The digital world is indeed an interesting one. While I know that some or all of my “digital footprints” will forever remain from former blog posts, emails, Google searches, text messages and the like, there is something refreshing about hitting the “delete all” button on a web site and just starting over. It’s not that I didn’t enjoy writing the content, or reading the comments (which were great, by the way), but sometimes new beginnings are important. This was just one of those times.
Reflecting on the past sixteen plus months of retirement, I find that I sleep more, stress less, and am as busy as ever, if not more so. When it comes to blogging, however, my voice has been relatively silent this summer and fall. This is not a reflection, of course, of a lack of things to talk about. There is plenty I’d like to say. It is, however, more of a reflection on what is best left unsaid. Unlike footprints on a warm, wet, sandy beach, our digital footprints remain with us always.
Most of us are avid consumers of media. For some, watching television is their portal into the world. For others, words on paper still suffice. And yet, for others, the blog sphere and the Internet are their picture window into what happens when and where, twenty four-hours a day, 365 days a year. For the majority of us, however, some combination of the above, or all of the above in moderation, serve as the window that opens our world view.
It goes without saying that I enjoying writing. I doubt, however, that I’ll ever be a John Grisham, a Clive Cussler, or a Stieg Larsson. I’m not going to lose any sleep over it, either.
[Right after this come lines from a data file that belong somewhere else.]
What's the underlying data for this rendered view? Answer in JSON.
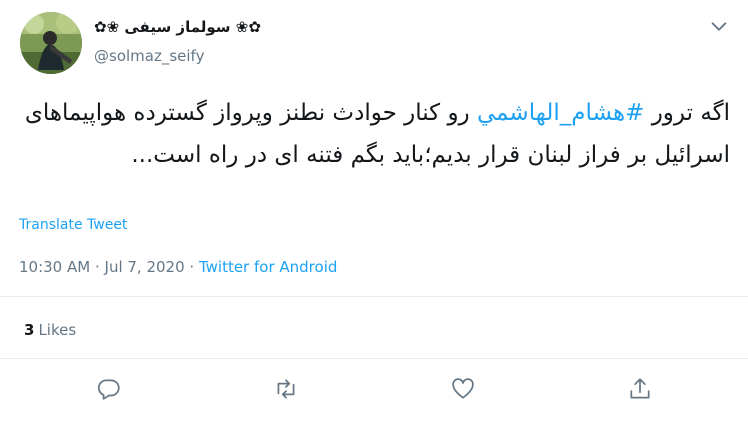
{
  "user": {
    "display_name": "✿❀ سولماز سیفی ❀✿",
    "handle": "@solmaz_seify"
  },
  "tweet": {
    "before_hashtag": "اگه ترور ",
    "hashtag": "#هشام_الهاشمي",
    "after_hashtag": " رو کنار حوادث نطنز وپرواز گسترده هواپیماهای اسرائیل بر فراز لبنان قرار بدیم؛باید بگم فتنه ای در راه است...",
    "translate_label": "Translate Tweet"
  },
  "meta": {
    "time": "10:30 AM",
    "sep1": " · ",
    "date": "Jul 7, 2020",
    "sep2": " · ",
    "app": "Twitter for Android"
  },
  "stats": {
    "likes_count": "3",
    "likes_label": "Likes"
  },
  "icons": {
    "menu": "chevron-down-icon",
    "reply": "reply-icon",
    "retweet": "retweet-icon",
    "like": "heart-icon",
    "share": "share-icon"
  },
  "colors": {
    "link": "#1da1f2",
    "secondary": "#657786",
    "divider": "#e6ecf0"
  }
}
I’ll probably not be a nationally or internationally known blogger, either, or write for the Washington Post, the Culpeper Star-Exponent, or even the Rappahannock News. Ditto on the sleep… no lost sleep, no counting sheep, for me. For me, writing, like public speaking, is the resultant product of thinking. I think fast on my feet, and can speak eloquently when called to do so. Writing, however, is more labor intensive. Every word must be perfect, at least until the next (and next and next and next) edit.
What I have noticed, however, during this transition from full-time employment to a more creative, flexible, relationship with “the world of work”, is that I miss the written word and the thinking process that goes with getting those words on paper (or in this case, in digital format). My guess is that those above all write (or, in the example of the newspapers, are written) from a place of passion. Some authors and writers have been writing for years, and others, perhaps, wrote their first blog post only yesterday (and are now famous for doing so, at least for the next few days or weeks).
Please don’t get me wrong. I’m a passionate guy. I’m passionate about family, quality public education, powerful teaching and learning, effective governance, leadership that makes a difference, and taking care of the planet. I’m also passionate about making a difference in the lives of others, through servant leadership, which I remain convinced defines the better part of who I am as a husband, father, community member, educator and lifelong learner.
Blogging about your passions, however, especially when you have so many, can be a challenge. I’m not interested in competing with the “big” guys and gals. I don’t tweet and I don’t have a Facebook page. My “voice”, while important (even if only to me), probably doesn’t belong on the front (or any) page of the Washington Post. My opinions are mine, and yes, I have a lot of them, but with no Instagram account nor a Facebook page, I guess I’m still somewhat limited in my ability to communicate. What a relief that is!
This past month I have spent a lot of time thinking about writing. Yes, I love to write, but my former blogger-self with so many different passions (and just a touch of historical baggage) was just a bit too much. The writing felt forced, and I was uncomfortable with that. I’m a bit older now, and I’d like to think that I’m a bit wiser now, too. Letting go of stuff, whether it is an idea (or ideal) whose time has passed, or a Phillips head screwdriver that would make a great ice pick but wouldn’t drive a bent screw into a stick of warm butter, is hard for me to do. But new beginnings are all about, well, exactly… new beginnings. The changing of seasons, the advent of a new job, new friendships or new relationships all bring us to a place where we can let go of the “old” (or just throw it away) and embrace the “new”.
So today, I write again. My purpose is a bit different, perhaps, and I’ll be writing about some of my passions, but the feeling tone, the voice, if you will, will be different. At least I hope it will; you get to be the judge of that, and that is OK with me.
In reality, there are enough bloggers and newspaper writers and book authors out there to last us all a lifetime. One more isn’t going to make that much of a difference. But finding one’s true voice is a challenge that I shall relish. I know it will involve the use of tools, but perhaps tools of a different sort. For a practical guy, who studied and still practices the practical arts, tools are important. Just as important is what you do with them. I feel the same way about words, but it is different now than it was 16 plus months ago.
Head, hands and heart — what a combination. I look forward to sharing with you the product of my endeavors. Who knows where this next part of the journey will take us!